Of all the lines in the records below, copy only those that contain the string "HealthyWage".

:: DATA RECORDS

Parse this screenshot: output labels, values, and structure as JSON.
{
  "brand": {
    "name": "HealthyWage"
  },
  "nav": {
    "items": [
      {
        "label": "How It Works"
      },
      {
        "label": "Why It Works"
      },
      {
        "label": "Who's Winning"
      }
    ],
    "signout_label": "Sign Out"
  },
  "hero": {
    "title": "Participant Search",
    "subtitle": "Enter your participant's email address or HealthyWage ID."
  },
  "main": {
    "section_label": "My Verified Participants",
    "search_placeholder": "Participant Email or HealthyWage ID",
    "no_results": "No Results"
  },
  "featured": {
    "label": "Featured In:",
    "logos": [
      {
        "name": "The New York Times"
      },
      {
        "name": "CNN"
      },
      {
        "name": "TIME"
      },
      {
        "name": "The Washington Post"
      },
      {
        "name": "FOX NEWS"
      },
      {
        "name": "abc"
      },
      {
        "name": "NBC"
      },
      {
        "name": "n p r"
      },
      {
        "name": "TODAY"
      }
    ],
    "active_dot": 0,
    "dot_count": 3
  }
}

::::

→ THE COMPLETED TASK
    "name": "HealthyWage"
    "subtitle": "Enter your participant's email address or HealthyWage ID."
    "search_placeholder": "Participant Email or HealthyWage ID",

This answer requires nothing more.